WHAT IS EXPECTED
Select the lines of the records containing the word "icon" and list them.

INPUT DATA
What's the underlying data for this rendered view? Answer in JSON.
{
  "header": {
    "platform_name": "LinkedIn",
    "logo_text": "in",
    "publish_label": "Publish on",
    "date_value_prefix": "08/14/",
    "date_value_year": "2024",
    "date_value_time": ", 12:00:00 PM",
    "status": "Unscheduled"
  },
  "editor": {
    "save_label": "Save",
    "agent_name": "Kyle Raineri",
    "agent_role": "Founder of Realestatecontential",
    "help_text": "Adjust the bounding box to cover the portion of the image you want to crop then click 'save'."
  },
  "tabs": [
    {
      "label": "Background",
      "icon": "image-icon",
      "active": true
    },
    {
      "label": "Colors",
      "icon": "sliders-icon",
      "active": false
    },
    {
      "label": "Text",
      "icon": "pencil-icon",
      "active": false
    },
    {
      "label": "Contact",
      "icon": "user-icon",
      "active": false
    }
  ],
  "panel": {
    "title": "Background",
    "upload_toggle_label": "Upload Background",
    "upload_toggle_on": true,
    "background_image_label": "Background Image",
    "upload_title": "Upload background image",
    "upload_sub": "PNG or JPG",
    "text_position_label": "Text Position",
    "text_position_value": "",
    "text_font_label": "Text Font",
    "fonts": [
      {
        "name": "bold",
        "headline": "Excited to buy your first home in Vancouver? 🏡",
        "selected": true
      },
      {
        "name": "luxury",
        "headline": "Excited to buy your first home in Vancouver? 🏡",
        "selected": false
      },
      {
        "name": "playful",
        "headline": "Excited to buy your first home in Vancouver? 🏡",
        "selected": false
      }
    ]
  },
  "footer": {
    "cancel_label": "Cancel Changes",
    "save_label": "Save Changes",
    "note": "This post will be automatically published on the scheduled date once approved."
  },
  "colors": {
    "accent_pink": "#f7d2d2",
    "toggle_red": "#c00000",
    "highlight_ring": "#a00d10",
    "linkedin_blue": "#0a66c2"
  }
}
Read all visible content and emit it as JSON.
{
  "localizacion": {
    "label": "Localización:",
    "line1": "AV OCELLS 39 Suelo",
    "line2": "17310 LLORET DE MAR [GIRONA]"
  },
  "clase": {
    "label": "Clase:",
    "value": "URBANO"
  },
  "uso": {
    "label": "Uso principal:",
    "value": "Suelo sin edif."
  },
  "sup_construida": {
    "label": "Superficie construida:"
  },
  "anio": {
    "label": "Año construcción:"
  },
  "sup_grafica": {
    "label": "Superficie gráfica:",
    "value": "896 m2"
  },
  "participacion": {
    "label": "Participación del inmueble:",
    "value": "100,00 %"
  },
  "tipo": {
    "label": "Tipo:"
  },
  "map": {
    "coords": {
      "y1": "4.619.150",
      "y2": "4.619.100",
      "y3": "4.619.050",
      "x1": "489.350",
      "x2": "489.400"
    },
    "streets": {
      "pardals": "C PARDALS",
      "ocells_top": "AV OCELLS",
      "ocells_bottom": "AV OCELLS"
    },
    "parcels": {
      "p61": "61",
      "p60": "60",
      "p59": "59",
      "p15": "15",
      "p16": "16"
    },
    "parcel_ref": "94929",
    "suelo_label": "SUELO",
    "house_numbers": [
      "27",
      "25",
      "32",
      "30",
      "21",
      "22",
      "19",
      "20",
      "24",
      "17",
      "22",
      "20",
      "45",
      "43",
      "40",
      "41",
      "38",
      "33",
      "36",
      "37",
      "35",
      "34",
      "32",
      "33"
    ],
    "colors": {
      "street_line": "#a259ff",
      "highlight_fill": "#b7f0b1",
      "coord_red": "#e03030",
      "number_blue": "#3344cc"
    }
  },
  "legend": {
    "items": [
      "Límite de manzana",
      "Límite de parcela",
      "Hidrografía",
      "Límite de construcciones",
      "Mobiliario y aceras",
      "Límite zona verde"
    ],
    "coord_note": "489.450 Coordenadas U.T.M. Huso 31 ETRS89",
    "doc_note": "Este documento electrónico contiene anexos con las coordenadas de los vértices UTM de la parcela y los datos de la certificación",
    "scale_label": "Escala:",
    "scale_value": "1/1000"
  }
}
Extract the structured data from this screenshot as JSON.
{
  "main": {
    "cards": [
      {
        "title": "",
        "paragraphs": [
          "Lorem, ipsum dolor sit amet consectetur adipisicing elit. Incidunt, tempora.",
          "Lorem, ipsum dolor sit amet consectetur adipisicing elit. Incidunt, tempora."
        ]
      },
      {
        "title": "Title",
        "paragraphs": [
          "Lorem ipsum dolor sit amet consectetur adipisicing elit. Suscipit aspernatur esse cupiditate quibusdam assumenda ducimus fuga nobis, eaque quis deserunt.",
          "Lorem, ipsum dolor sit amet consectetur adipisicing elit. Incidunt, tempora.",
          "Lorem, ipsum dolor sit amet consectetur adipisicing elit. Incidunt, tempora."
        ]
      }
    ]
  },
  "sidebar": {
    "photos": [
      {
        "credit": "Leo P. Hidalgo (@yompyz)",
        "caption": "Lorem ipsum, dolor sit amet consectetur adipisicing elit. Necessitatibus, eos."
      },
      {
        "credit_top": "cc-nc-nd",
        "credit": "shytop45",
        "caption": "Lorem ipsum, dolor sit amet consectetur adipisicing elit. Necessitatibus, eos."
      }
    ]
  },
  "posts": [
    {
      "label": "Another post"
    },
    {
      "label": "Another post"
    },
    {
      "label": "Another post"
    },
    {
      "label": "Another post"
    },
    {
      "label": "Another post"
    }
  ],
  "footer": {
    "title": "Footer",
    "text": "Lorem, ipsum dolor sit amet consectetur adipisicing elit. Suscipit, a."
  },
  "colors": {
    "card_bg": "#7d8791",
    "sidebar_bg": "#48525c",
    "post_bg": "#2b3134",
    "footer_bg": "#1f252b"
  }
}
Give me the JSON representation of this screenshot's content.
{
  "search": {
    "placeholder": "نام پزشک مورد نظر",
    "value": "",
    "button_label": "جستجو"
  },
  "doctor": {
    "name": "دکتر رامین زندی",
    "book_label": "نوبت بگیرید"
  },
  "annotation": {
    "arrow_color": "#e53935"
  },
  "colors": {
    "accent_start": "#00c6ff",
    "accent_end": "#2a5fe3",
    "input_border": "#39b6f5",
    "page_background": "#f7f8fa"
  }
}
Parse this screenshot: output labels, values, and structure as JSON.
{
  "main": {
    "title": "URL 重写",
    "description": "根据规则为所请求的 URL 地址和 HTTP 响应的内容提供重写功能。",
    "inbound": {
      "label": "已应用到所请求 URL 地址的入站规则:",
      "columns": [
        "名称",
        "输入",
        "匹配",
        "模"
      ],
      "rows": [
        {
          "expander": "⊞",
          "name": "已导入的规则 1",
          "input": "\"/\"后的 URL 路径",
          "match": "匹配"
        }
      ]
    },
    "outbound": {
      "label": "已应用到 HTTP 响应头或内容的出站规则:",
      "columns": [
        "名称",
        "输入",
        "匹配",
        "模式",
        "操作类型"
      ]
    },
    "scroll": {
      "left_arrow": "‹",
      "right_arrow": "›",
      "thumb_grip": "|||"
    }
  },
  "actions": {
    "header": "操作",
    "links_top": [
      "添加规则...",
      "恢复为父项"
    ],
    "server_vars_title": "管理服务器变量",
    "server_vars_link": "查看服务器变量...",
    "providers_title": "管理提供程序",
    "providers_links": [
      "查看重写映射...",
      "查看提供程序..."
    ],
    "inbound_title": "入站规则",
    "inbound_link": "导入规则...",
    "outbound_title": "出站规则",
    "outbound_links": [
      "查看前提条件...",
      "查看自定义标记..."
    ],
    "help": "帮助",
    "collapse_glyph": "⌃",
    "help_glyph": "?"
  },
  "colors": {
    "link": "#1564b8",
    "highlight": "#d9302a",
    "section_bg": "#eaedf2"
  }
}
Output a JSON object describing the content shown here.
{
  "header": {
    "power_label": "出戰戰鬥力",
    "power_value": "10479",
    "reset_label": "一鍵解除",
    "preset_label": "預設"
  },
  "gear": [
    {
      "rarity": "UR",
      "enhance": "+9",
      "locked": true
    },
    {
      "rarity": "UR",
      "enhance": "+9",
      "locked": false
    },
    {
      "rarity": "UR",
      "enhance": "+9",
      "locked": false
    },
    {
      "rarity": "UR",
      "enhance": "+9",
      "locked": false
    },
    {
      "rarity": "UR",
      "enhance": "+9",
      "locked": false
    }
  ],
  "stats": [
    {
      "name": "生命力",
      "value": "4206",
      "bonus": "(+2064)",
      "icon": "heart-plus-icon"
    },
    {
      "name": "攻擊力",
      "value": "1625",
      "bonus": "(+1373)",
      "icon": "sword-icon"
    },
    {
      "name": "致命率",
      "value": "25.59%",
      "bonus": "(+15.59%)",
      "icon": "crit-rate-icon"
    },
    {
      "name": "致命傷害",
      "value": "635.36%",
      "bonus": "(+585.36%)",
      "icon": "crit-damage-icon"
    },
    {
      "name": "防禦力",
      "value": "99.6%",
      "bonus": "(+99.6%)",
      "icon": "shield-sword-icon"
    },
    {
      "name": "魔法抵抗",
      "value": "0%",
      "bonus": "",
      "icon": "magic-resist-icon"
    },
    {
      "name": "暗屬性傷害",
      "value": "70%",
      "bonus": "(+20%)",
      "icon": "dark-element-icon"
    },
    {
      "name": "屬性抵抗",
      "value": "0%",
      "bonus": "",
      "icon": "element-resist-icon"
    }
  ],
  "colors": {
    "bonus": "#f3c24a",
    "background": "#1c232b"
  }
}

TASK SOLUTION
      "icon": "image-icon",
      "icon": "sliders-icon",
      "icon": "pencil-icon",
      "icon": "user-icon",
      "icon": "heart-plus-icon"
      "icon": "sword-icon"
      "icon": "crit-rate-icon"
      "icon": "crit-damage-icon"
      "icon": "shield-sword-icon"
      "icon": "magic-resist-icon"
      "icon": "dark-element-icon"
      "icon": "element-resist-icon"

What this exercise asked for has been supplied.